Devised and delivered by international film-makers and educationalists, the Feature Film Apprenticeship Programme (FFP) is a hands-on, six-week training programme which aims to boost the capacity of East Africans to make world-class feature films - on a realistic budget, but with an international ambition
Ten apprentices were selected through an open process geared towards the film student community and budding film-makers. The only requirement was some proven experience in film-making or a related profession, or one year’s education in film; otherwise the programme was open to everyone over 18 years. Attention was given to gender balance, which is an ongoing problem in the film industry everywhere.
The apprentices assumed key assistant roles on set, according to their skills and inclinations, such as camera assistant, boom operator, production assistant, etc.

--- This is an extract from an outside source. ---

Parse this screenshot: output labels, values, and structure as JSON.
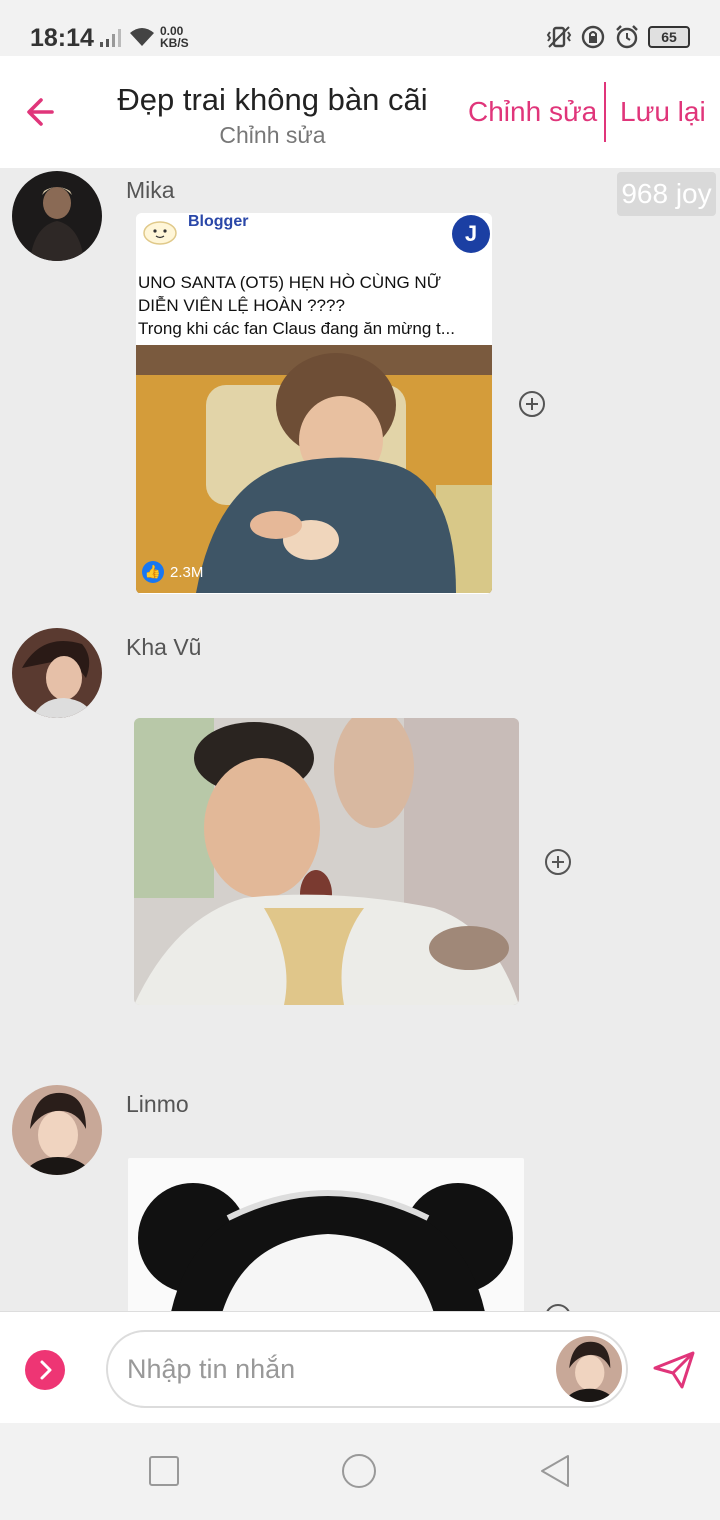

Acting as members of a professional production team, they gained invaluable insight into the high-pressure process of film-making, while actively contributing to the production of a feature.
- Capacity-building. Directors as diverse as Orson Welles, Mike Figgis and Robert Rodriguez have all said the same thing: you can learn more on a single shoot than in years at film school. The apprentices gained direct experience and skills that they can immediately apply in the regional film industry.
- Careers. Unlike many training programs, the FFP results in the delivery of a professional product - a full-length feature film. This will screen on various platforms and festivals around the world, and will therefore not only be a boost to their pride and experience, but also to their CV and show-reels.
- Team-building and networking. The apprentices and their more experienced colleagues have built up strong, professional relationships through six weeks of intensive work. Sustainable production teams are built on such foundation stones.
- Regional growth. The most ambitious aim of this project is to stimulate a general growth in feature film production in East Africa. Our apprentices have gained direct, participatory experience of the challenges and scope of this type of production, and are now in a far greater position to take the region forward in this exciting and empowering branch of film-making.
We issued the apprentices who graduated with certificates in recognition of their achievement.
Daniel ‘Dimon’ Kubuka (2nd Assistant Camera)
Emma Kora (Production Assistant)
Ainembabazi Miracle Tutu (Production Assistant)
Ahabwe Victor (Boom Operator)
Kebirungi Rose (Assistant Wardrobe)
Mubiru Hamzah (Set Dresser)
A big THANK YOU to our wonderful apprentices who made Imperial Blue possible, including Azorah Cephas and Musinguzi Francis Glen who couldn’t make it to the graduation ceremony.